Records shown below:

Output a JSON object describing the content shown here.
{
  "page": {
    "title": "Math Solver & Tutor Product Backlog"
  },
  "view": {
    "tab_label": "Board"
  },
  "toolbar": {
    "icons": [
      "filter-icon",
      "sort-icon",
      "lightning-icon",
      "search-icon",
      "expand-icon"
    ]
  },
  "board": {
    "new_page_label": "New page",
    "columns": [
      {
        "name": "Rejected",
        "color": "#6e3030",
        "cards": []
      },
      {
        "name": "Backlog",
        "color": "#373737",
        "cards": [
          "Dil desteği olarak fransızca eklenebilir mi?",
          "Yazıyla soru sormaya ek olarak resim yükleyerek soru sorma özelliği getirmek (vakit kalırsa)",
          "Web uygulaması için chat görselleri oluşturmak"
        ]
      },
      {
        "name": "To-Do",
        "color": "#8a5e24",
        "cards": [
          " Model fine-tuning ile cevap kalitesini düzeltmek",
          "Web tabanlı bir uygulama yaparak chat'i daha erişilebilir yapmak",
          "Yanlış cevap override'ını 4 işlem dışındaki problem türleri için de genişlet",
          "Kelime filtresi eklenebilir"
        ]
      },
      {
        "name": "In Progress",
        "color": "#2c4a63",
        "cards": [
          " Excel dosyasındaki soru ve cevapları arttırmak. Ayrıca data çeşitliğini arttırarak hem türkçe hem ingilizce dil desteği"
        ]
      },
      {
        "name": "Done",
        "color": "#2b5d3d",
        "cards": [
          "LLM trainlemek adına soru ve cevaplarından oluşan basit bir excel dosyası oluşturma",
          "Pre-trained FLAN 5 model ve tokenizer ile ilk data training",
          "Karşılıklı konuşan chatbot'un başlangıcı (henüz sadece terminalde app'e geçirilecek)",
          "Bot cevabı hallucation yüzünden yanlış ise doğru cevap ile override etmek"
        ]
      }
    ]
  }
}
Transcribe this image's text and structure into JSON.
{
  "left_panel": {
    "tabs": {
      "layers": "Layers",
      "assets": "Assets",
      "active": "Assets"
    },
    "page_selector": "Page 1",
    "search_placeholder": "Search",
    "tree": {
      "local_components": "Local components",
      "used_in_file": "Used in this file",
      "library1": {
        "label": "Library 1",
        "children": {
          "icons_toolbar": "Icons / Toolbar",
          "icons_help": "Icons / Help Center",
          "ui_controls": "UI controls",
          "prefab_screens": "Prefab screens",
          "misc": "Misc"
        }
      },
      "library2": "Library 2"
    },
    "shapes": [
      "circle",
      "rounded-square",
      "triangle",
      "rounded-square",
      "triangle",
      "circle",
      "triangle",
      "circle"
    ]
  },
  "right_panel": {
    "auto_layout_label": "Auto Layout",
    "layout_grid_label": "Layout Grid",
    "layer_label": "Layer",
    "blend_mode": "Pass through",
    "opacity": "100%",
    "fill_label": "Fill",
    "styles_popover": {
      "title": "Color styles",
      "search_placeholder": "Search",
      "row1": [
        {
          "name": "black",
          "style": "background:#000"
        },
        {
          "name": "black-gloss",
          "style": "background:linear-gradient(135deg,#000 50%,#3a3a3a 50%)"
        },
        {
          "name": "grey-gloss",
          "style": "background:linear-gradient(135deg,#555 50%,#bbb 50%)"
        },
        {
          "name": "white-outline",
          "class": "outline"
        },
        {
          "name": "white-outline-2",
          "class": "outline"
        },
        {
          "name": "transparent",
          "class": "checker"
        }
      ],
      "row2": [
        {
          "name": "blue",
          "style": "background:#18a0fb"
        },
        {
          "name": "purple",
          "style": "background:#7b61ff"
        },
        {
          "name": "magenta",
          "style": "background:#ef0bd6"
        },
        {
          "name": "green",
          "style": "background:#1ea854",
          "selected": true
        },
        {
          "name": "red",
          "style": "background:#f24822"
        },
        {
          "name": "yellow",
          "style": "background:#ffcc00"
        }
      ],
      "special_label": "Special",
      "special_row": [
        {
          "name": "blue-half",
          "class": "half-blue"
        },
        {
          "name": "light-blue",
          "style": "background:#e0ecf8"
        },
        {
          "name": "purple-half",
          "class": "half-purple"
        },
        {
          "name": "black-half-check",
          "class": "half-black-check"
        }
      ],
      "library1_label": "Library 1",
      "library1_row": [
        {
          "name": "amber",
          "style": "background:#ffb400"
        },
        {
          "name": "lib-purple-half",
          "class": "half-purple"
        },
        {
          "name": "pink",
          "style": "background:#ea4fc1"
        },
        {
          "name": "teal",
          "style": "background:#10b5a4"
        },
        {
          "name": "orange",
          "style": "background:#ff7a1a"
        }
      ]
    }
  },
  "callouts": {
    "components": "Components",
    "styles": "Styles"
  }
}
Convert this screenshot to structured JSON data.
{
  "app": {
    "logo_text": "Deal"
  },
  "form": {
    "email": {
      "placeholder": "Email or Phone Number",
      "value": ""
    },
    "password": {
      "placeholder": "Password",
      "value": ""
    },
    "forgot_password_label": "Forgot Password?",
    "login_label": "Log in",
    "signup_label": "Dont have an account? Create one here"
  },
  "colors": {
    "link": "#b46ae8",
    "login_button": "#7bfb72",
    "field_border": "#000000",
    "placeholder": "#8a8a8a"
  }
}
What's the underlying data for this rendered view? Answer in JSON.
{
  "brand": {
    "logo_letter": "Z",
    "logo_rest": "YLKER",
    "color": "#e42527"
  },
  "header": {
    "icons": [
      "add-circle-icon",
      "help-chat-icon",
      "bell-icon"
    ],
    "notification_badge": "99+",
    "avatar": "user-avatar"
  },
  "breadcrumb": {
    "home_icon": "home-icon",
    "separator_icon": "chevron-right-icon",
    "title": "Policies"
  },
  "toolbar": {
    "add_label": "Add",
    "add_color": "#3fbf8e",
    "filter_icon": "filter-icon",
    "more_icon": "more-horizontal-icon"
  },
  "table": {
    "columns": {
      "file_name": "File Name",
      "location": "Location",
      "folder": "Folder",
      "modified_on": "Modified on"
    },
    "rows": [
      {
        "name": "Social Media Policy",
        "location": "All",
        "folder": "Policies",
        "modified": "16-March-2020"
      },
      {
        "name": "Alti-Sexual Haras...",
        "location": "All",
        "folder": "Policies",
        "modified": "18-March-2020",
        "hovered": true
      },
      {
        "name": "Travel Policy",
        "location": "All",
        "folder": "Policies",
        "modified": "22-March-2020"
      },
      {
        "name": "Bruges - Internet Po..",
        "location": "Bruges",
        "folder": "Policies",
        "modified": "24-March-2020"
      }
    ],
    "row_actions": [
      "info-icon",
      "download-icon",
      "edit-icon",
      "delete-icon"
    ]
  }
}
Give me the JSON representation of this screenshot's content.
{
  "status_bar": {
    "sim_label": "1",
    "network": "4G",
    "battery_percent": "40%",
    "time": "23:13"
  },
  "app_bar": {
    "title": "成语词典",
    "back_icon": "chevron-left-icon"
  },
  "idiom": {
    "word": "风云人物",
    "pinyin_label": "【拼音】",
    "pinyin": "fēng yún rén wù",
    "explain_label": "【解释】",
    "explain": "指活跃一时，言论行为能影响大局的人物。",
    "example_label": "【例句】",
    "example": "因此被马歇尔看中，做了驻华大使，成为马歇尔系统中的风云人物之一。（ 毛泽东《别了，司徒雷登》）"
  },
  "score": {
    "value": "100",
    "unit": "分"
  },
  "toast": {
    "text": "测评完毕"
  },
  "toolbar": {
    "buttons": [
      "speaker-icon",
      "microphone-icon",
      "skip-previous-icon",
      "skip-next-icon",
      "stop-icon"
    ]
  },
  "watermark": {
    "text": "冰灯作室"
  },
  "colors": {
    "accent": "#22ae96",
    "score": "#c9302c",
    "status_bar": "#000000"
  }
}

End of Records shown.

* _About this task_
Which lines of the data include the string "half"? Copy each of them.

* _Answer space_
          "name": "blue-half",
          "class": "half-blue"
          "name": "purple-half",
          "class": "half-purple"
          "name": "black-half-check",
          "class": "half-black-check"
          "name": "lib-purple-half",
          "class": "half-purple"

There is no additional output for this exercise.